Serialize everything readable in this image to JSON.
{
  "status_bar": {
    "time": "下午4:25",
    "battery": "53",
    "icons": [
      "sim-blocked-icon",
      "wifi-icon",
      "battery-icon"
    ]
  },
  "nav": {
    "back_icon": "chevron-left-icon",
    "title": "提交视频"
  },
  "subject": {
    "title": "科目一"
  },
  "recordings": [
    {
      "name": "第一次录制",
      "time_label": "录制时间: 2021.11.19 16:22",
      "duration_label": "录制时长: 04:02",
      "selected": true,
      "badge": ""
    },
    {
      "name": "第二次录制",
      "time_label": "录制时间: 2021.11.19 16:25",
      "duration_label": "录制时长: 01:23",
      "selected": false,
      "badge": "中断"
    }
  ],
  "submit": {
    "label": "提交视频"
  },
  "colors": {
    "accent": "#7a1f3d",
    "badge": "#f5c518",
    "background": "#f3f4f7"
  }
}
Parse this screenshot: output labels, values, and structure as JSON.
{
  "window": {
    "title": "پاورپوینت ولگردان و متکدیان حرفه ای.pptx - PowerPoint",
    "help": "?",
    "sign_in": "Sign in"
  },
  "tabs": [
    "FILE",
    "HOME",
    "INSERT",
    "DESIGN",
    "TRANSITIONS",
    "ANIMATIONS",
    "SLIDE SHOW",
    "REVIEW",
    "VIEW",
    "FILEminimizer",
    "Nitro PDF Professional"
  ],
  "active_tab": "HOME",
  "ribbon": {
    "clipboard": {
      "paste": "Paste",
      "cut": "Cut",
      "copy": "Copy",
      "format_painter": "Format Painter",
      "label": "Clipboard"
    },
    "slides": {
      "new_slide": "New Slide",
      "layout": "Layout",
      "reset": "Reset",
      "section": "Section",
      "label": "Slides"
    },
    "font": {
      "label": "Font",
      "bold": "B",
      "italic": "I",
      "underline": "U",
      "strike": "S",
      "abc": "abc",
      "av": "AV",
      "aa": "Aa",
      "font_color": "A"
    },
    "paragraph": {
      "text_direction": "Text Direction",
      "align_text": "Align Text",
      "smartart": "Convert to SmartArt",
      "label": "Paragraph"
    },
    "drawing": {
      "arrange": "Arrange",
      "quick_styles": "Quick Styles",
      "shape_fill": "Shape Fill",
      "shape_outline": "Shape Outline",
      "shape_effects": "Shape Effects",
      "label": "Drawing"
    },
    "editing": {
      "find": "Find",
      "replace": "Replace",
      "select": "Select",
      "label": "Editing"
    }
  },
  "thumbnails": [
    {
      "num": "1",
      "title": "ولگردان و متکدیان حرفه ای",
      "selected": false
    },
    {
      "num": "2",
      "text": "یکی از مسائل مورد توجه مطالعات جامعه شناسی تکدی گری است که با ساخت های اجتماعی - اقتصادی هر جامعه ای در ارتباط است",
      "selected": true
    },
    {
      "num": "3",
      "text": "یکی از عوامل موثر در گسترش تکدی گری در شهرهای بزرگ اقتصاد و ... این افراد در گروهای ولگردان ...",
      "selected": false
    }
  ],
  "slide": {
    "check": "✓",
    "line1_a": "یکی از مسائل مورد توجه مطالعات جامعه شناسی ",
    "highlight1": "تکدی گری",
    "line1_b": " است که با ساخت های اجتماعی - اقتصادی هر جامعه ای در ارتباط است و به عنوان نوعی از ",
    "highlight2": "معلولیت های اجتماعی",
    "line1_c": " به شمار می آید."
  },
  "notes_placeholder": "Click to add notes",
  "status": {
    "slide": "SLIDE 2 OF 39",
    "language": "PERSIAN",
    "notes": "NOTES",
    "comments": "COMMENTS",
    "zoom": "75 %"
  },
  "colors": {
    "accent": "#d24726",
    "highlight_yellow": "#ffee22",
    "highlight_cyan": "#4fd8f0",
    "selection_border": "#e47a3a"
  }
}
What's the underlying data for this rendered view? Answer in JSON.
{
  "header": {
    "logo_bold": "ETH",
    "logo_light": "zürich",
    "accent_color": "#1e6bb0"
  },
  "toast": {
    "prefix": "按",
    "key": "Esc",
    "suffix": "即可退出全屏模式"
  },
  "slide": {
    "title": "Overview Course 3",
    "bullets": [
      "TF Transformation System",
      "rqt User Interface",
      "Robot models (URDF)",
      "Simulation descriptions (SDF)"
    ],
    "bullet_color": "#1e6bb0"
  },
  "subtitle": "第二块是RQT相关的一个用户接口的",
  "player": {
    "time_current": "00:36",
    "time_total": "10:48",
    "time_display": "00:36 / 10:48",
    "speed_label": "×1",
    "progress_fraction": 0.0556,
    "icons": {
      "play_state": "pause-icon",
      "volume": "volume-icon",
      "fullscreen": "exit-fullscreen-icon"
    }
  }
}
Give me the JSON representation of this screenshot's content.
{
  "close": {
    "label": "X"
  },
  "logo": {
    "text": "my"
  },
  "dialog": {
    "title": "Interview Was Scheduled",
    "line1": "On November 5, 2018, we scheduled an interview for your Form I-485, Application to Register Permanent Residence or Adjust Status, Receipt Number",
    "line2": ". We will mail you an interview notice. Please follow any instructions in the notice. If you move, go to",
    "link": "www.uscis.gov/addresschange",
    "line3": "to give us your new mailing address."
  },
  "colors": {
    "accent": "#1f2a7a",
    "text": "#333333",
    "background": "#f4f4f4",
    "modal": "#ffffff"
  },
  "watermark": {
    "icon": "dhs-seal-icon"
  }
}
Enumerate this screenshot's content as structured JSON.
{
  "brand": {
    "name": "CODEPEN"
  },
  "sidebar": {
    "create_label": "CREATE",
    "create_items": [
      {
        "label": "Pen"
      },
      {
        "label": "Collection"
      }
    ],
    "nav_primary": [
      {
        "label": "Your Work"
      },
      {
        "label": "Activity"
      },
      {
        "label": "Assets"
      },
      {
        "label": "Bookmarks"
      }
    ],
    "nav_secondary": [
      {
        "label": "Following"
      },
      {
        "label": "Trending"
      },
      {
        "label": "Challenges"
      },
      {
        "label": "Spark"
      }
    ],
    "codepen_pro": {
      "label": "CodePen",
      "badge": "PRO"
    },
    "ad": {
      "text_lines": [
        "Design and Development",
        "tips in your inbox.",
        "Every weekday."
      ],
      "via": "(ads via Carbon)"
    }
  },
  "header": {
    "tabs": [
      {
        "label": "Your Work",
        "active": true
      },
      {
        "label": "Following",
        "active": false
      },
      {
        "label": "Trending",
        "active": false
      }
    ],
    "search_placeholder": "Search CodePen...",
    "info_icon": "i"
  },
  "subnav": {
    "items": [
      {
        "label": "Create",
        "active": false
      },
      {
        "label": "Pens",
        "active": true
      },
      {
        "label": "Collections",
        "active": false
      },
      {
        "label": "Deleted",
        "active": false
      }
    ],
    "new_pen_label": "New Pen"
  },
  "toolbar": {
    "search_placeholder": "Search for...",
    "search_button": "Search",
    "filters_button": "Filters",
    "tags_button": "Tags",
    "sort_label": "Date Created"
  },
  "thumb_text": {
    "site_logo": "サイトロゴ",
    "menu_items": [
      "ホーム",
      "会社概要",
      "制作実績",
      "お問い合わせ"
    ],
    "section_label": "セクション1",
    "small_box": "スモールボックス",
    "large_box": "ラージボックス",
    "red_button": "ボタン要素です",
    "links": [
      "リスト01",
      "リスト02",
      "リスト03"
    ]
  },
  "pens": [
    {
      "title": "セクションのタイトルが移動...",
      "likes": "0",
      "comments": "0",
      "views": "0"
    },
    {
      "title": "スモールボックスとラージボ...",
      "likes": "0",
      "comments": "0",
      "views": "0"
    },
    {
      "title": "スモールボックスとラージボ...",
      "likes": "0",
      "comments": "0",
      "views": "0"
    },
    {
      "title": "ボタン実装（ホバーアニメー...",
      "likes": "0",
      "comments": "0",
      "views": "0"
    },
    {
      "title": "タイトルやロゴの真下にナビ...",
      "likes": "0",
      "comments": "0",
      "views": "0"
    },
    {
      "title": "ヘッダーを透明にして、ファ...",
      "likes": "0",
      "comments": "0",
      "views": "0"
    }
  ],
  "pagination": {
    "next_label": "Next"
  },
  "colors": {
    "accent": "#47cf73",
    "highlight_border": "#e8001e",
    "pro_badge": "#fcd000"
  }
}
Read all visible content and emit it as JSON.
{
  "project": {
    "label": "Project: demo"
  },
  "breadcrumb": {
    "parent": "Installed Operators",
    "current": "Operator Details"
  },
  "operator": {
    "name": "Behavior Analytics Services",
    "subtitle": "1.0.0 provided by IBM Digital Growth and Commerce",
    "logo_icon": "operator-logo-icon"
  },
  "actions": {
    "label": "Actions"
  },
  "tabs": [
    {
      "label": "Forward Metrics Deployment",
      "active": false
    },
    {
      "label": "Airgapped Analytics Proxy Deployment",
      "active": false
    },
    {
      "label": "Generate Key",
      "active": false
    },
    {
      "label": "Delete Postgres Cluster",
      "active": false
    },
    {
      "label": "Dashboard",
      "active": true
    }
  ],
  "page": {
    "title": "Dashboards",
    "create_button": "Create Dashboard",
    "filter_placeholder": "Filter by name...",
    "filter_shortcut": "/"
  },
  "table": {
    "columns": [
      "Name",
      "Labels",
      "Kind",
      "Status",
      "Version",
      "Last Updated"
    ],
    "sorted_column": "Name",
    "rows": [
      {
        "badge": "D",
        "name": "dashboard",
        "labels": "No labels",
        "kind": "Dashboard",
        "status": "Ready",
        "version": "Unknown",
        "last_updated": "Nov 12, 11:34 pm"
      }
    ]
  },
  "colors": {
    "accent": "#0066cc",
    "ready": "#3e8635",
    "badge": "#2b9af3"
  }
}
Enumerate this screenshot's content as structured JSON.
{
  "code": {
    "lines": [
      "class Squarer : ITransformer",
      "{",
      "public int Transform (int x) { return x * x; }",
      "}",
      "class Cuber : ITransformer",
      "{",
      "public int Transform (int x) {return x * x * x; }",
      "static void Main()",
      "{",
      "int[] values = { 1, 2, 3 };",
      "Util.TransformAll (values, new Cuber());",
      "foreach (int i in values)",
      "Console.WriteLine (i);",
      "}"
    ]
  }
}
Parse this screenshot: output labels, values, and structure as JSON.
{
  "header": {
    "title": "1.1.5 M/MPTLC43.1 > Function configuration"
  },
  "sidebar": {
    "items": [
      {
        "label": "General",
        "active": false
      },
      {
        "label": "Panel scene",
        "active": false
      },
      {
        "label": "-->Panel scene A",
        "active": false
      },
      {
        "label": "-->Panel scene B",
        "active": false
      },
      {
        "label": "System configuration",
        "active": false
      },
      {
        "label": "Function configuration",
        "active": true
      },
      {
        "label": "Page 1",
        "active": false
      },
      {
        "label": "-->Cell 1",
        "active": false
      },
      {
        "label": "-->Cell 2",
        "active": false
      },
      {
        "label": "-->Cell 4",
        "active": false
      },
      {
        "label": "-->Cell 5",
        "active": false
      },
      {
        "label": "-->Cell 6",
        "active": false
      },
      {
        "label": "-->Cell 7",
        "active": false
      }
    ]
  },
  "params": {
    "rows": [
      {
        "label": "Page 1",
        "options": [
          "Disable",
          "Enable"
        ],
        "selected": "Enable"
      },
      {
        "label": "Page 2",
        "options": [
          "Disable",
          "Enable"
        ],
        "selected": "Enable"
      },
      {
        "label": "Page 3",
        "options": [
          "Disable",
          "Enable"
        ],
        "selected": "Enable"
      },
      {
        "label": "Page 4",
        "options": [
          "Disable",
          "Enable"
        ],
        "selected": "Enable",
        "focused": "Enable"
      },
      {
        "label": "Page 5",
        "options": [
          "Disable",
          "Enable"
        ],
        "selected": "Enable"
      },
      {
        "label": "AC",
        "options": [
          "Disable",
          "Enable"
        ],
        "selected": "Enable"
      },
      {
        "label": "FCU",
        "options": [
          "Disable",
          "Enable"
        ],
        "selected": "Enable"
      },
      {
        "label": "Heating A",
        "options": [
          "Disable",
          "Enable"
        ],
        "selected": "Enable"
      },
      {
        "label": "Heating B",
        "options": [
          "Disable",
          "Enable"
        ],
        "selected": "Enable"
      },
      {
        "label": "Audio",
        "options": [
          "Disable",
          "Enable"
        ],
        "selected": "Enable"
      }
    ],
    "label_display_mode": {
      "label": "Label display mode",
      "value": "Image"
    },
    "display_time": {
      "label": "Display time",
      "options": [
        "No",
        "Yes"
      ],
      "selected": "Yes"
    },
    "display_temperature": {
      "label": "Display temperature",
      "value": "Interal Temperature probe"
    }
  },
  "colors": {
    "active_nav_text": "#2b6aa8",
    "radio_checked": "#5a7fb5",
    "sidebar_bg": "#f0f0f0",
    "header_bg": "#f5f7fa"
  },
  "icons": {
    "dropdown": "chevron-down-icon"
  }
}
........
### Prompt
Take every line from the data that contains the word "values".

### Solution for this task
Parse this screenshot: output labels, values, and structure as JSON.
      "int[] values = { 1, 2, 3 };",
      "Util.TransformAll (values, new Cuber());",
      "foreach (int i in values)",
Parse this screenshot: output labels, values, and structure as JSON.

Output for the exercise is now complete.